When we deliver smoking chunks, they arrive extremely dry. We send all of our firewood and cooking wood through a rigorous kiln drying process. It spends 48 hours in the kiln at 250 degrees - That's 12 times longer than the standard required by the United States Department of Agriculture (USDA). We spend a lot of time and effort delivering you ultra dry cooking wood because it provides a better experience, so don't attempt to reverse the process by soaking them!

You can enjoy longer cook times by choosing the best quality wood chunks for smoking, available on our online store today. Cutting Edge Firewood offers a variety of ultra-premium smoking chunks, including white oak, hickory, cherry, pecan and whiskey, all of which will allow you to smoke delicious meat. We even offer complimentary shipping for our smoking chunk products across the United States.

About The Author

Leroy Hite

Leroy Hite is the founder and CEO of Cutting Edge Firewood, an ultra-premium firewood and cooking wood company located in Atlanta, Georgia. Leroy's mission is to give people the experience of the perfect fire because some of life’s best memories are made in the warmth of a fire’s glow. He founded Cutting Edge Firewood in 2013 with a goal to provide unmatched quality wood and unparalleled customer service nationwide.

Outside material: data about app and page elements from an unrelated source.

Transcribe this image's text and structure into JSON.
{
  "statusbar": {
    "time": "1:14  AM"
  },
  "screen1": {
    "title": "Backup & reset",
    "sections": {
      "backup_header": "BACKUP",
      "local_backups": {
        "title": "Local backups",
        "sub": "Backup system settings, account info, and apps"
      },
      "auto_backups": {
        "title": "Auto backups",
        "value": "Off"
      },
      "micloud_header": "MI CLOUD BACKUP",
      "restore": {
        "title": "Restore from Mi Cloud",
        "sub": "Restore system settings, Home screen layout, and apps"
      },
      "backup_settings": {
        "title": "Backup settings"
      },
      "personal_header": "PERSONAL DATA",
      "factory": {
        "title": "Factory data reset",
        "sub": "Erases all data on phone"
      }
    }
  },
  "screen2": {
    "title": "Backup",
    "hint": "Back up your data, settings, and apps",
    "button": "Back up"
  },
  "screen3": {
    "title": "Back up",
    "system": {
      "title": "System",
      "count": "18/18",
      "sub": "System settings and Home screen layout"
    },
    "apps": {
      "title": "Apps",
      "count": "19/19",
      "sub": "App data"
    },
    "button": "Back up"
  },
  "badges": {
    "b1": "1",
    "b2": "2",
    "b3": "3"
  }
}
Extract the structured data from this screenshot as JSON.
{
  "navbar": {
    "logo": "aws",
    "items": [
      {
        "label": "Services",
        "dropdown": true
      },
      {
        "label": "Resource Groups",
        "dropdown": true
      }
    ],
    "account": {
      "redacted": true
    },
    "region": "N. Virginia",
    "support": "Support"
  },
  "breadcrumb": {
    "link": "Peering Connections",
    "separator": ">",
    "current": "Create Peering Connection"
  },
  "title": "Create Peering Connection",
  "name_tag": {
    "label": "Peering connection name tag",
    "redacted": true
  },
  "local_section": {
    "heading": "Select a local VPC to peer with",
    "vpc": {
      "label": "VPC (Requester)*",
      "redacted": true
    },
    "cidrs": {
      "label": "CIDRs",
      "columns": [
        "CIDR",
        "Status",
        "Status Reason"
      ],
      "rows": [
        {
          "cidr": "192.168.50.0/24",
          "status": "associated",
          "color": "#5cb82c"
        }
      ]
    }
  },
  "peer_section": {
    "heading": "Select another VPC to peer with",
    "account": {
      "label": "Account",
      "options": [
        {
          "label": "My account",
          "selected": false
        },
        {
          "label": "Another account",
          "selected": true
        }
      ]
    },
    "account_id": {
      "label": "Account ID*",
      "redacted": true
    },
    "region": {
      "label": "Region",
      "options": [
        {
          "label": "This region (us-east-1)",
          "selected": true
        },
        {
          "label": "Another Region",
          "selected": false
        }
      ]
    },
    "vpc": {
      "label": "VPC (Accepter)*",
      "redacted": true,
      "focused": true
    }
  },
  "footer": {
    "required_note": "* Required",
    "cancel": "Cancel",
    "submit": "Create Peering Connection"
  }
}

The company offers premium kiln-dried firewood, cooking wood, and pizza wood in a wide variety of species and cuts to customers around the country.